got quit of him. I got back twenty pounds before I arrived in San
Francisco, and by the time I'd crossed the ferry to Oakland I was my old
self again, so that even my wife looked in vain for any change in me.

Steve wrote to me once, and his letter seemed irritated. He took it kind
of hard because I'd left him with Spot. Also, he said he'd used the
"rough-on-rats," per directions, and that there was nothing doing. A
year went by. I was back in the office and prospering in all ways--even
getting a bit fat. And then Steve arrived. He didn't look me up. I read
his name in the steamer list, and wondered why. But I didn't wonder
long. I got up one morning and found that Spot chained to the gatepost
and holding up the milkman. Steve went north to Seattle, I learned, that
very morning. I didn't put on any more weight. My wife made me buy him a
collar and tag, and within an hour he showed his gratitude by killing
her pet Persian cat. There is no getting rid of that Spot. He will be
with me until I die, for he'll never die. My appetite is not so good
since he arrived, and my wife says I am looking peaked. Last night that

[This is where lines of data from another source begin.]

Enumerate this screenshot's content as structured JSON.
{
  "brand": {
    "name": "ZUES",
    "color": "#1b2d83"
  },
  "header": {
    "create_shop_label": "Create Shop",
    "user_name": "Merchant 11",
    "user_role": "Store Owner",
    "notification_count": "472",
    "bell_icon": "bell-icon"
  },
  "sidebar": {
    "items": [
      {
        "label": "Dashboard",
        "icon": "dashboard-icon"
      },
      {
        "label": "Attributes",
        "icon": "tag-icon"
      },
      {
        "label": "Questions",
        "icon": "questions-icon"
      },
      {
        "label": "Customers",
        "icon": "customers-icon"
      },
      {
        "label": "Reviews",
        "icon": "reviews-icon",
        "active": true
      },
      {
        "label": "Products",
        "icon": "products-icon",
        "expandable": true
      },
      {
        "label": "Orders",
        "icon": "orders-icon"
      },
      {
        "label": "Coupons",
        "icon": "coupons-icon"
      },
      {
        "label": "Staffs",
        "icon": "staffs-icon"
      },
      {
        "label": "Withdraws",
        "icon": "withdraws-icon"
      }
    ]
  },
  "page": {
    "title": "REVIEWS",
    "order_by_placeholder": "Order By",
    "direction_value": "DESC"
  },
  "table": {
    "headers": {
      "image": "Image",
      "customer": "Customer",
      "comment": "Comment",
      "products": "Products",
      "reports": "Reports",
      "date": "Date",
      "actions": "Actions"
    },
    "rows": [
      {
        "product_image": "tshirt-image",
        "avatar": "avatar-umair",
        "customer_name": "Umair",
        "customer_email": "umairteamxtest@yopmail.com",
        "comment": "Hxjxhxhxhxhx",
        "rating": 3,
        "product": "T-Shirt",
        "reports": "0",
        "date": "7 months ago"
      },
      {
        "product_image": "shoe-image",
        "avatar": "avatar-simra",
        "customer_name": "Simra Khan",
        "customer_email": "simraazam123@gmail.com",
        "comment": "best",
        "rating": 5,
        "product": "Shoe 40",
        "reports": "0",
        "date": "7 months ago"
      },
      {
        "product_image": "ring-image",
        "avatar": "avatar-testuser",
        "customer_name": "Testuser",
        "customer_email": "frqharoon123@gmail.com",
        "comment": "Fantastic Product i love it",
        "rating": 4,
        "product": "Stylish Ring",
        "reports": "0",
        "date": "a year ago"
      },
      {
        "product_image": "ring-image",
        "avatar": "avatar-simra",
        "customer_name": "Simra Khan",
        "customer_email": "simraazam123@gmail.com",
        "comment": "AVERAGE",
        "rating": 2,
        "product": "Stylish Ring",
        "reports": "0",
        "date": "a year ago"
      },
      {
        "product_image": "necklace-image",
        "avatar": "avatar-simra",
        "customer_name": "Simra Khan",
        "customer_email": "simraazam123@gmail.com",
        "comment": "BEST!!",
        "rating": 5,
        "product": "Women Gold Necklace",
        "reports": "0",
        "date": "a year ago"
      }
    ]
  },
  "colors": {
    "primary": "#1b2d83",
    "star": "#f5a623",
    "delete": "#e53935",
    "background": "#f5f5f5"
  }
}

Spot got into Mr. Harvey's hen-house (Harvey is my next door neighbor)
and killed nineteen of his fancy-bred chickens. I shall have to pay for
them. My neighbors on the other side quarreled with my wife and then
moved out. Spot was the cause of it. And that is why I am disappointed
in Stephen Mackaye. I had no idea he was so mean a man.

© Art Branch Inc. | English Dictionary